Segment Open
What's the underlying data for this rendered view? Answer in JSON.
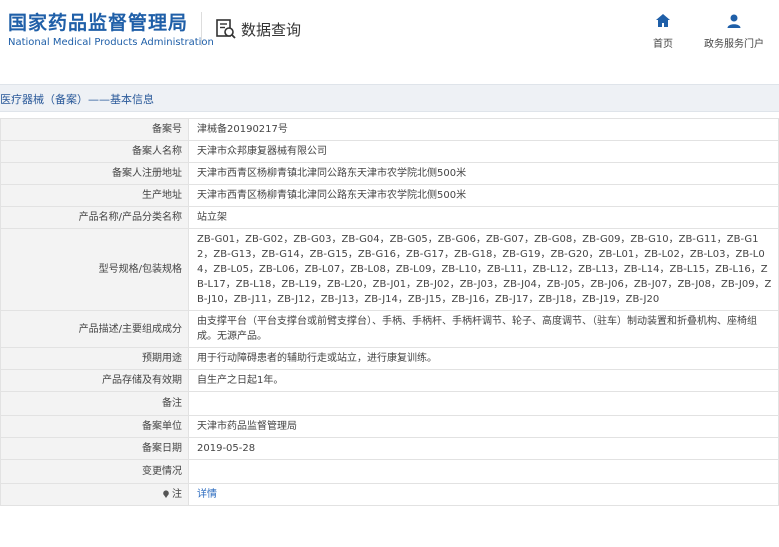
{
  "header": {
    "logo_cn": "国家药品监督管理局",
    "logo_en": "National Medical Products Administration",
    "query_label": "数据查询",
    "nav_home": "首页",
    "nav_gov": "政务服务门户"
  },
  "breadcrumb": "医疗器械（备案）——基本信息",
  "rows": [
    {
      "label": "备案号",
      "value": "津械备20190217号"
    },
    {
      "label": "备案人名称",
      "value": "天津市众邦康复器械有限公司"
    },
    {
      "label": "备案人注册地址",
      "value": "天津市西青区杨柳青镇北津同公路东天津市农学院北侧500米"
    },
    {
      "label": "生产地址",
      "value": "天津市西青区杨柳青镇北津同公路东天津市农学院北侧500米"
    },
    {
      "label": "产品名称/产品分类名称",
      "value": "站立架"
    },
    {
      "label": "型号规格/包装规格",
      "value": "ZB-G01，ZB-G02，ZB-G03，ZB-G04，ZB-G05，ZB-G06，ZB-G07，ZB-G08，ZB-G09，ZB-G10，ZB-G11，ZB-G12，ZB-G13，ZB-G14，ZB-G15，ZB-G16，ZB-G17，ZB-G18，ZB-G19，ZB-G20，ZB-L01，ZB-L02，ZB-L03，ZB-L04，ZB-L05，ZB-L06，ZB-L07，ZB-L08，ZB-L09，ZB-L10，ZB-L11，ZB-L12，ZB-L13，ZB-L14，ZB-L15，ZB-L16，ZB-L17，ZB-L18，ZB-L19，ZB-L20，ZB-J01，ZB-J02，ZB-J03，ZB-J04，ZB-J05，ZB-J06，ZB-J07，ZB-J08，ZB-J09，ZB-J10，ZB-J11，ZB-J12，ZB-J13，ZB-J14，ZB-J15，ZB-J16，ZB-J17，ZB-J18，ZB-J19，ZB-J20"
    },
    {
      "label": "产品描述/主要组成成分",
      "value": "由支撑平台（平台支撑台或前臂支撑台）、手柄、手柄杆、手柄杆调节、轮子、高度调节、（驻车）制动装置和折叠机构、座椅组成。无源产品。"
    },
    {
      "label": "预期用途",
      "value": "用于行动障碍患者的辅助行走或站立，进行康复训练。"
    },
    {
      "label": "产品存储及有效期",
      "value": "自生产之日起1年。"
    },
    {
      "label": "备注",
      "value": ""
    },
    {
      "label": "备案单位",
      "value": "天津市药品监督管理局"
    },
    {
      "label": "备案日期",
      "value": "2019-05-28"
    },
    {
      "label": "变更情况",
      "value": ""
    }
  ],
  "note_row": {
    "label": "注",
    "link": "详情"
  },
  "colors": {
    "brand": "#1f5fa8",
    "link": "#2b6bbf"
  }
}
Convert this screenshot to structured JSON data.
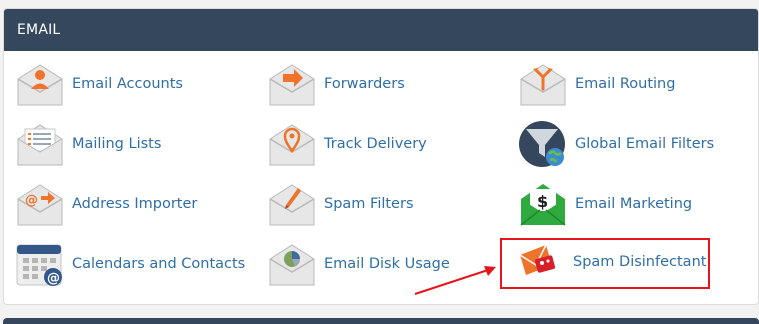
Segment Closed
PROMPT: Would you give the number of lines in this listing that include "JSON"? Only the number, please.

RESPONSE TO THE TASK: 2